Thunder rumbled again as the General abruptly stood, his chair falling to the floor with a clatter. I have never before or since seen such a ferocious look on the face of any human being, though in my dreams I am sometimes haunted by faces worse still.
‘Little regard? Do you have any idea what we’re keeping at bay here? Any idea?’ His voice strained and his eyes widened a little, then with a visible effort of will the General composed himself, though I noticed that he started to hum a tune that I recognised from a recent film, as though distracting himself.
I remained silent, cowed by the sheer force of personality that I saw standing before me. Rain began to patter on the roof of the tent. For a moment the General’s evident rage seemed almost to dispel the disquieting aura that hung over this place. Then he continued.
‘Inside that house is something beyond the minds of normal men. We only know anything about it because of the people who go in and try to report back, and it only stays put if we send people in regularly. God alone knows what would happen if it got to a populated area. It’d be like Tokyo all over again.’
I shuddered at the thought, remembering some of the horrific images that had been recorded after the 2001 Extranormal Incursion in Japan.

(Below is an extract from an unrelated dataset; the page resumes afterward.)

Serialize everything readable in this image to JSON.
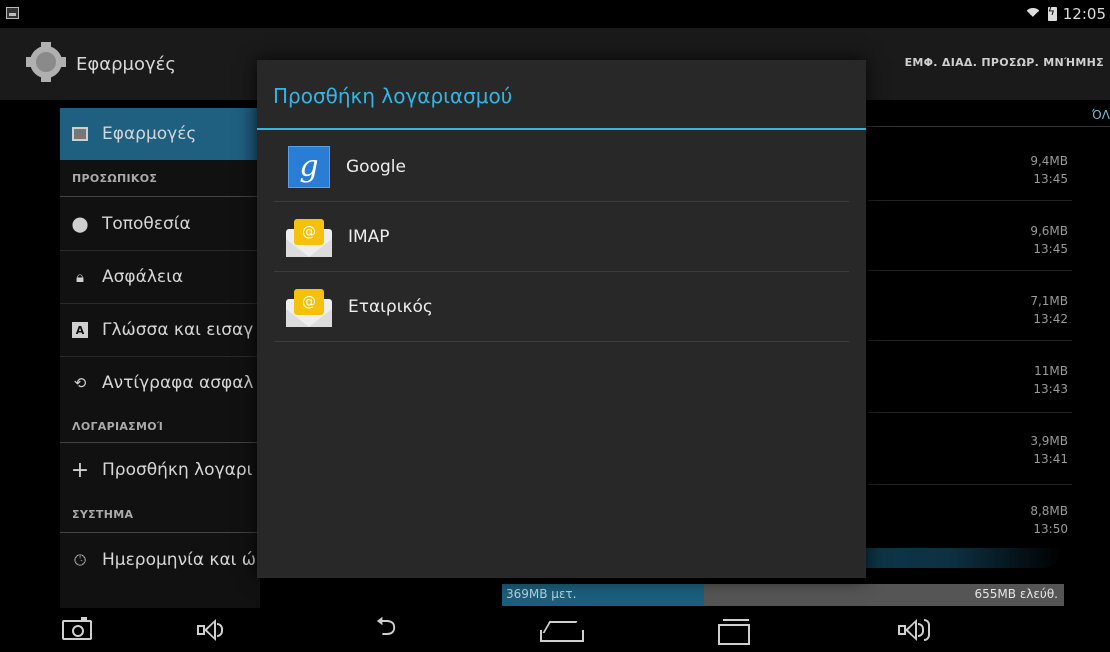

‘So we send people in, and some come back out, babbling nonsense. We make sure they’re safe, make sure they haven’t been infected with anything, keep them confined in a nearby hospital. If they recover then we get information, if not then we do our best to keep them from killing themselves. Some people I’ve known have managed three, four trips.’

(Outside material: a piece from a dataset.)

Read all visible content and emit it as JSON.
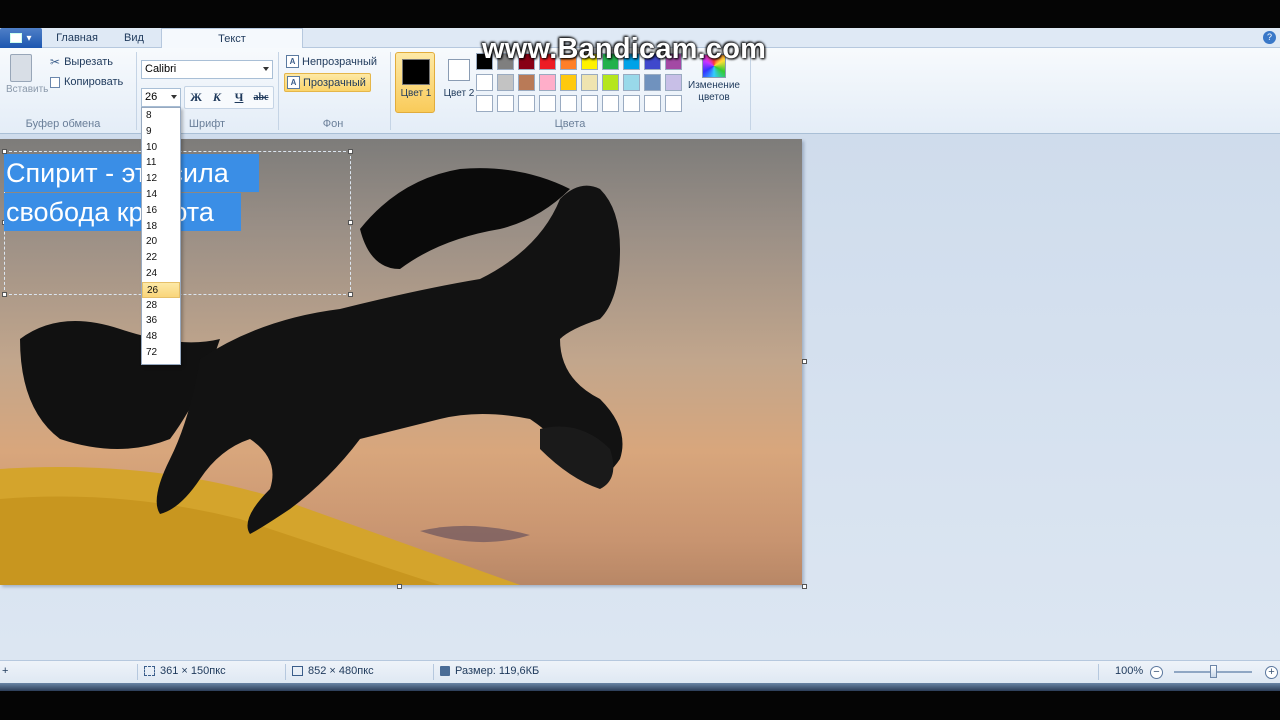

The general paused and shook himself, humming again, almost melancholy now.
‘The Ministry keeps the commanders out of there because we can’t afford to lose the knowledge we’ve gained. That knowledge is our only defence. Things like knowing not to look to long at the house. Not to take pictures, because the damn thing seems to come through them like they’re windows. Like thinking about not thinking about pink elephants if you start to think about what’s in there for too long.’

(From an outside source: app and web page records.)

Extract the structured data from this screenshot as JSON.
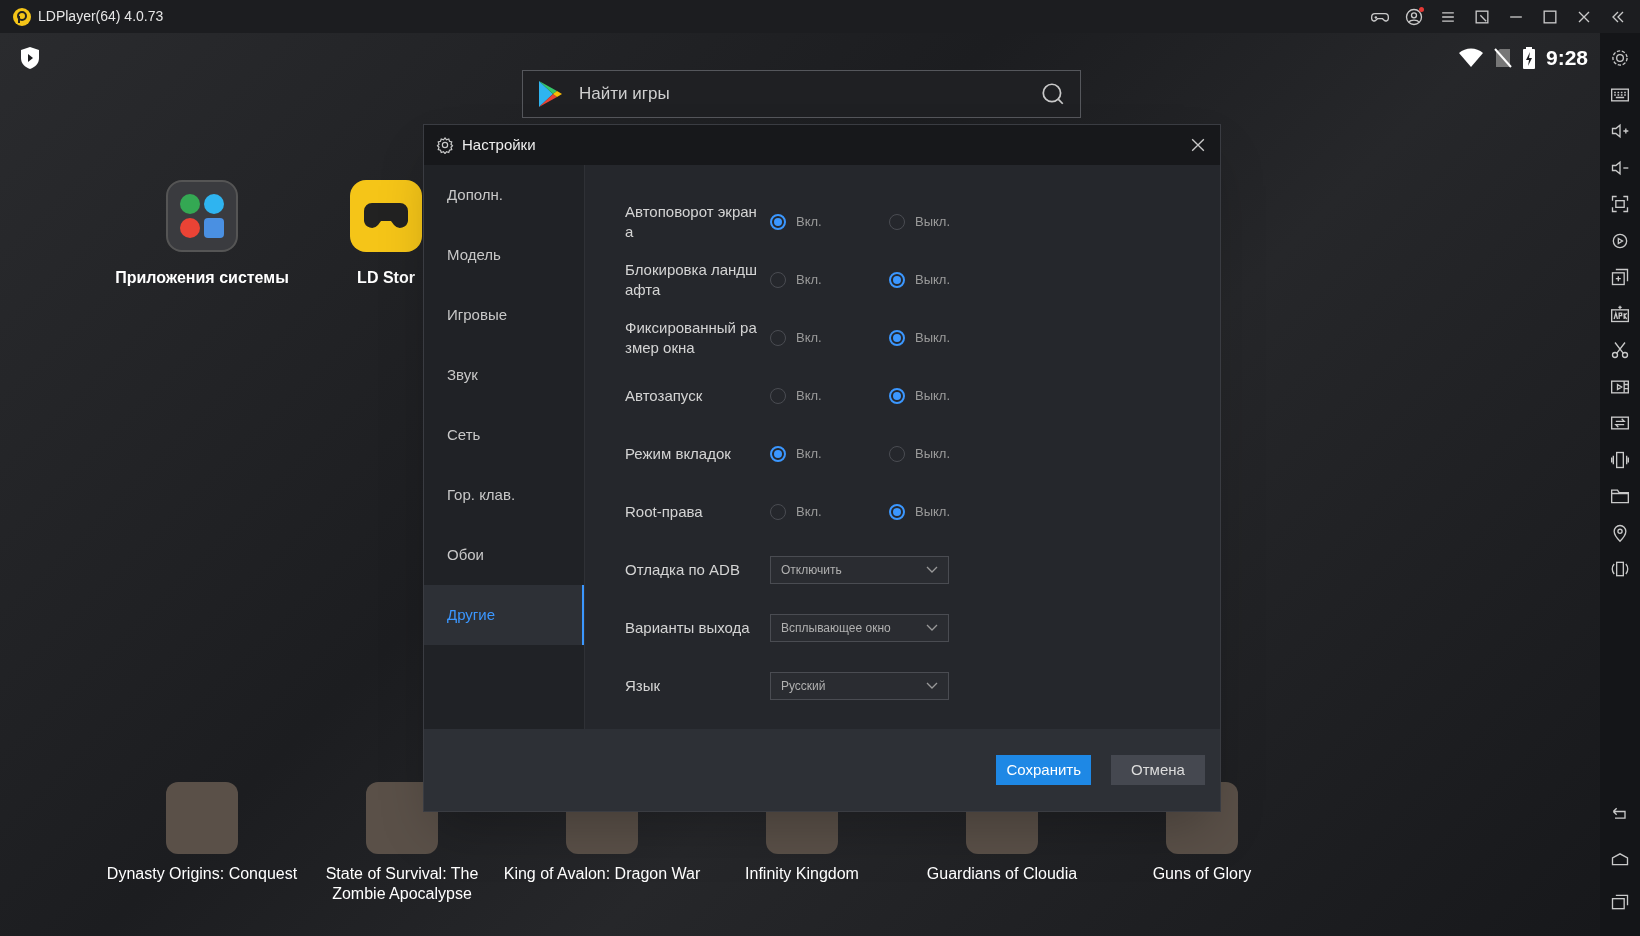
{
  "window": {
    "title": "LDPlayer(64) 4.0.73"
  },
  "status_bar": {
    "time": "9:28"
  },
  "search": {
    "placeholder": "Найти игры"
  },
  "desktop_icons": [
    {
      "label": "Приложения системы",
      "kind": "folder"
    },
    {
      "label": "LD Stor",
      "kind": "store"
    }
  ],
  "dock_apps": [
    {
      "label": "Dynasty Origins: Conquest"
    },
    {
      "label": "State of Survival: The Zombie Apocalypse"
    },
    {
      "label": "King of Avalon: Dragon War"
    },
    {
      "label": "Infinity Kingdom"
    },
    {
      "label": "Guardians of Cloudia"
    },
    {
      "label": "Guns of Glory"
    }
  ],
  "settings_dialog": {
    "title": "Настройки",
    "sidebar": {
      "items": [
        {
          "label": "Дополн.",
          "selected": false
        },
        {
          "label": "Модель",
          "selected": false
        },
        {
          "label": "Игровые",
          "selected": false
        },
        {
          "label": "Звук",
          "selected": false
        },
        {
          "label": "Сеть",
          "selected": false
        },
        {
          "label": "Гор. клав.",
          "selected": false
        },
        {
          "label": "Обои",
          "selected": false
        },
        {
          "label": "Другие",
          "selected": true
        }
      ]
    },
    "rows": [
      {
        "kind": "radio",
        "label": "Автоповорот экрана",
        "on_label": "Вкл.",
        "off_label": "Выкл.",
        "on": true
      },
      {
        "kind": "radio",
        "label": "Блокировка ландшафта",
        "on_label": "Вкл.",
        "off_label": "Выкл.",
        "on": false
      },
      {
        "kind": "radio",
        "label": "Фиксированный размер окна",
        "on_label": "Вкл.",
        "off_label": "Выкл.",
        "on": false
      },
      {
        "kind": "radio",
        "label": "Автозапуск",
        "on_label": "Вкл.",
        "off_label": "Выкл.",
        "on": false
      },
      {
        "kind": "radio",
        "label": "Режим вкладок",
        "on_label": "Вкл.",
        "off_label": "Выкл.",
        "on": true
      },
      {
        "kind": "radio",
        "label": "Root-права",
        "on_label": "Вкл.",
        "off_label": "Выкл.",
        "on": false
      },
      {
        "kind": "dropdown",
        "label": "Отладка по ADB",
        "value": "Отключить"
      },
      {
        "kind": "dropdown",
        "label": "Варианты выхода",
        "value": "Всплывающее окно"
      },
      {
        "kind": "dropdown",
        "label": "Язык",
        "value": "Русский"
      }
    ],
    "buttons": [
      {
        "kind": "primary",
        "label": "Сохранить"
      },
      {
        "kind": "secondary",
        "label": "Отмена"
      }
    ]
  }
}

He looked at me, the strange pitying look starting to appear on his face again as he saw me scribbling notes.
‘Things like not writing too much about it…’
I looked down at my pad, where I had been taking notes in shorthand, and a sense of confusion overwhelmed me. What characters were these? What had I written in my small journal? As I stared at the bizarre writings and tried to understand them I could feel the rational parts of my mind pulling back even as my journalistic instincts were drawn in. I felt myself rise as though an automaton, watched my own limbs being dragged out of the tent and into the rainstorm beyond. Some piece of me somewhere had the presence of mind to turn up my collar against the wind and rain as I set my face to the house on the hill and began the long, lonely trudge. Behind me I could hear the General ordering an medical unit for if I were to return, not even attempting to stop me. I imagine his experience in such matters told him that such endeavours were useless. Heedless I walked on through the noisesome mud and increasingly foul atmosphere.
I remember little of that night in my waking hours, only vague recollections of music, and hallways that twisted and turned in impossible directions as I tried to find places to hide, or sought for things I knew I could never comprehend. Occasionally I remember the floor becoming hot and molten, forcing me to leap atop nearby furnishings and there sit and quiver until the heat subsided. Sometimes I picture a red sphere, pulsating like a droplet of water, but the crimson red of blood, held aloft by something from which even my subconscious mind flees. The sphere always has innumerable voices, crying out in intolerable anguish, though I cannot distinguish whether it was the sphere that was screaming or myself.
I awoke here, in this mental institution, cared for by gentle men and women dressed in red and brown. The General visits sometimes, but if he feels responsible for my state I suppose his training has lessened his remorse. I understand now why the Ministry sends people to die, for the death of even a hundred souls would be preferable to my current torment.
I must end now, for the orderlies are coming. I suspect they have found the missing item with which I intend to conclude all this. To silence the music. My God. That music!